Listens for and answers requests for DNS information. Each ISP and Hosting Company has their own set of Name Servers. When you register or transfer a domain, you specify which provider's Name Servers are authoritive for a domain. When someone
tries to email you or visit your website, their ISP's servers query the authoritive Name Servers to find out which IP addresses to use.

Resource Records
An entry in the DNS that defines an Internet resource.

  • "A" Records:
    An "Address" record maps a name to an IP address. e.g.

    www.domain.com IN A
    mail.domain.com IN A
  • "CNAME" Records
    "Canonical Name" records allow you to set aliases for existing address records e.g.

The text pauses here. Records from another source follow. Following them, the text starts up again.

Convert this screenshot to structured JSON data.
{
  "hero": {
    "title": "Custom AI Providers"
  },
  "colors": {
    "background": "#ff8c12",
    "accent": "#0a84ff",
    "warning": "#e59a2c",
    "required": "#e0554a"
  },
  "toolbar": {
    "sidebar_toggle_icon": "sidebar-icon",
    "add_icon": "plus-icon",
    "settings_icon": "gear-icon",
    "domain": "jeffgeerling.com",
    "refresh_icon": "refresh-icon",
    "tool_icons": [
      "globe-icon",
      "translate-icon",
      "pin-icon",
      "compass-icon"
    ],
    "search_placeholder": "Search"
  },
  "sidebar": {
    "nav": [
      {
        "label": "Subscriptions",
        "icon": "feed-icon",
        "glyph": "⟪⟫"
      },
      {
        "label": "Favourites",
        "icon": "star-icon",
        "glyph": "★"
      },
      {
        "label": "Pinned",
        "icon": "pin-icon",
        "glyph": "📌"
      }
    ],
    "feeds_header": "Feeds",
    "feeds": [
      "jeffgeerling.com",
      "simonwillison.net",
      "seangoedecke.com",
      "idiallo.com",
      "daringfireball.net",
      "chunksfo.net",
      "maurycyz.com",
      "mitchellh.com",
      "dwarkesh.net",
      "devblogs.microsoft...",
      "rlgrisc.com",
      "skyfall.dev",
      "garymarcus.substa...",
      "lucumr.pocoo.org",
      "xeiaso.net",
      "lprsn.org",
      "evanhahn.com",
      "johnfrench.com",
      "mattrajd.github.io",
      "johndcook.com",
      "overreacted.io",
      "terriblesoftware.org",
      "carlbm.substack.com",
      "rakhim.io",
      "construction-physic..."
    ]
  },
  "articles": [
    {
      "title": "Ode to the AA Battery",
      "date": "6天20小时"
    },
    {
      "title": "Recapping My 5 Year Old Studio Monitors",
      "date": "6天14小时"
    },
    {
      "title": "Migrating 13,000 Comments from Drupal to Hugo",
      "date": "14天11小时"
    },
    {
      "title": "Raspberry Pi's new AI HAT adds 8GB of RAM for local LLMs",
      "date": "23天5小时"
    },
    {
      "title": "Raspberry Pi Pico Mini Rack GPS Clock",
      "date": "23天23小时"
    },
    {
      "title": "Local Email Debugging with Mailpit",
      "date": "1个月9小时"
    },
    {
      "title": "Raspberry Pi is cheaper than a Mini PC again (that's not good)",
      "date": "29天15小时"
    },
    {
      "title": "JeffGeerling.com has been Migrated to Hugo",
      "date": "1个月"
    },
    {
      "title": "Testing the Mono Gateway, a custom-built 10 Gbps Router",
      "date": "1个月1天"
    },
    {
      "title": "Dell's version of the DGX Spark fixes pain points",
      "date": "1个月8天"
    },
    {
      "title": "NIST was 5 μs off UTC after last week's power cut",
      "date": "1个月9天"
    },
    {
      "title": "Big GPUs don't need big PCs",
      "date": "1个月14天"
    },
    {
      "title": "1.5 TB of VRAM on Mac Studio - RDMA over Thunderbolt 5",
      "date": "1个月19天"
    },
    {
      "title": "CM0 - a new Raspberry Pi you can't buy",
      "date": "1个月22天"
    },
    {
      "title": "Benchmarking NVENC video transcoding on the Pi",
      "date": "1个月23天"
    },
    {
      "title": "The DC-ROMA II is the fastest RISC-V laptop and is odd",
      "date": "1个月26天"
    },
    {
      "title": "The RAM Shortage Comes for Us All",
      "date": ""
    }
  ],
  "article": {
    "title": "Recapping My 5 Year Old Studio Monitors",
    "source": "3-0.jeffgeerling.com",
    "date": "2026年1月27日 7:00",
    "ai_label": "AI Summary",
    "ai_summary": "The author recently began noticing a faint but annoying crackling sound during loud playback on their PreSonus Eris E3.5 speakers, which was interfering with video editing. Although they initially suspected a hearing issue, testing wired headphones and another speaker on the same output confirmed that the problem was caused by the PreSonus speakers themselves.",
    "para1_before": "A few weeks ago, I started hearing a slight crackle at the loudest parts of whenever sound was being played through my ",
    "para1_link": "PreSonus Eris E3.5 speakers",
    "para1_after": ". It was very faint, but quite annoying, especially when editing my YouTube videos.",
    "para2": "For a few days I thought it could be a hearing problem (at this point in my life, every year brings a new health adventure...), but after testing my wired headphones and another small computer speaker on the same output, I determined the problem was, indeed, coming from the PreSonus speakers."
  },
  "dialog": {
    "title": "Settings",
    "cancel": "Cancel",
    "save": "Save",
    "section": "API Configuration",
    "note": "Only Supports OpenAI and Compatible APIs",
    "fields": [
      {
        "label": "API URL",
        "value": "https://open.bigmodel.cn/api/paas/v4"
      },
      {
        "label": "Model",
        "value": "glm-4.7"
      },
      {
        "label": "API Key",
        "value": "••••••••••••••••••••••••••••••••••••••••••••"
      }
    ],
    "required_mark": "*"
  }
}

    pop.domain.com IN CNAME mail.domain.com.

    pop3 IN CNAME mail

    mail IN A

    In the case above pop.domain.com and pop3.domain.com point to the same location. The pop3 line shows an abbreviated way of defining the record.
  • "MX" Records:
    "Mail eXchanger" records specify which servers are to be used for email delivery. Multiple mail servers can be specified with different preferences. This creates fault tolerance in the event a mail server is unreachable. The server with the lowest preference value is the first server that other mail servers attempt to contact. If that server is not available, external mail servers progress down the list to the server with the next lowest preference value. e.g.

    smtp IN MX 5 mail

    smtp2 IN MX mailbackup.isp.com.

    mail IN A

Was this answer helpful?

« Back